Legislative reading clerks accomplish a required duty as quickly as possible

House Reading Clerk Karl Bjelland standing at the rostrom

House Reading Clerk Karl Bjelland standing at the rostrom

There is a lot of procedure at the Montana Legislature, from Roberts Rules of Order to dress codes to who can step onto the House and Senate floor. And when the House and Senate floor sessions convene each day, lawmakers might be debating dozens of bills. They don’t really want to sacrifice any more time than they have to in all that procedure.

So, if the title of each bill has to be read before debate can begin, lawmakers want those bills read as quickly as possible. That job falls to the reading clerks of the House and Senate.

Check out the above audio story to hear them in action!

Passionate testimony from public on assisted suicide bill

Sticker worn by an opponent of SB 220 during the bill's hearing on Monday

Sticker worn by an opponent of SB 220 during the bill’s hearing on Monday

A bill which would clarify the state’s position on physician assisted suicide is being considered by a committee of state lawmakers. Sponsor Senator Dick Barrett (D-Missoula) says his legislation clarifies a Montana Supreme Court Decision which says citizens have a right to ask for ‘aid in dying’.

Barrett says the Montana Supreme Court’s 2009 ‘Baxter Decision’ makes his bill necessary, due to it’s vague and broadly written nature. Helena attorney Ron Waterman supports Barrett’s bill on that note, saying it “avoids…doctors having to drag out the Baxter Decision, it’s almost 70-some pages, read through it and try to figure out what it means to them.”

Senator Barrett’s bill has three primary aims.

  • Provide protections to terminally ill patients seeking to end their own lives if they’re mentally competent.
  • Provide legal immunity to the physician or friends or family who help with the assisted suicide—provided it’s in good faith.
  • Make sure no one is required to provide ‘aid in dying’ services if it is contrary to their conscience or religion.

“It would have been extremely rare for this bill to be needed, when it was needed it was needed critically,” said primary care physician Kenneth Eden. He says hundreds of his patients have died under his care—but a small number of them were suffering greatly and pleaded for a way to die. Supporters say this bill would give people more freedom, to make that final choice about the end of their lives.
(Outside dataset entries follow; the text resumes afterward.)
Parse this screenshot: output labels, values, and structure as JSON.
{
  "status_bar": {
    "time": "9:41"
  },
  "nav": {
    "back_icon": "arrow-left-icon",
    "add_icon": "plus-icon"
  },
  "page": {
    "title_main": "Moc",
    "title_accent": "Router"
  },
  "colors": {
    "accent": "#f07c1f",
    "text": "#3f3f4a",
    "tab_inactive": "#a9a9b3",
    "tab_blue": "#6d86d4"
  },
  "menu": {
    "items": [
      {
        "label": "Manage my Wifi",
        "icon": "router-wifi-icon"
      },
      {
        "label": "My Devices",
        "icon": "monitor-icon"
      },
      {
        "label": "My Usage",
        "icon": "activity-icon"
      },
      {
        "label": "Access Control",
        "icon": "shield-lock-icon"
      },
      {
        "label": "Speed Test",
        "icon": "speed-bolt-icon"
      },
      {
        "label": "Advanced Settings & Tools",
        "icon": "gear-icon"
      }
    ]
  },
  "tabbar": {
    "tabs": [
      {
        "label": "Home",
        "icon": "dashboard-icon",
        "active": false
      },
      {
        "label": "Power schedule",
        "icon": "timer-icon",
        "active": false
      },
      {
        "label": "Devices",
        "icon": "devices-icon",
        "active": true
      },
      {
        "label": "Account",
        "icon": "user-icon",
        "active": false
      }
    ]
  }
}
Opponents of the bill believe it’s taking away freedom.

“I am 64-years old and I do not want a doctor or a nurse telling me or my wife that we should murder ourselves,” said President of the group Montanans Against Assisted Suicide Bradley Williams. “We have the right to be left alone.”

The bill does not in any way mandate the use of assisted suicide, it would be voluntary.

Those against the bill do say it allows for elder abuse—especially when inheritance is involved. Also, Kalispell physician Annie Bukacek says doctors are often wrong when predicting things like life expectancy. She brought up a friend with breast cancer that moved to her lungs. Doctors told her she had 6 months to live, “and that was 15 years ago, she still has a medical practice and she’s still playing tennis. If assisted suicide becomes legal in this state there will be Montanans who kill themselves who could have had many quality years.”

Sidney Republican Representative David Halvorson brings up a theological argument against the bill. He points to the Declaration of Independence, which provides the inalienable rights given by God—rights like the right to life.

“And therefore to attempt to bargain away your right to life through assisted suicide is a bargaining away of the grant of the almighty,” he said.

No action was taken on the bill. Both Oregon and Washington have similar laws which allow physician assisted suicide.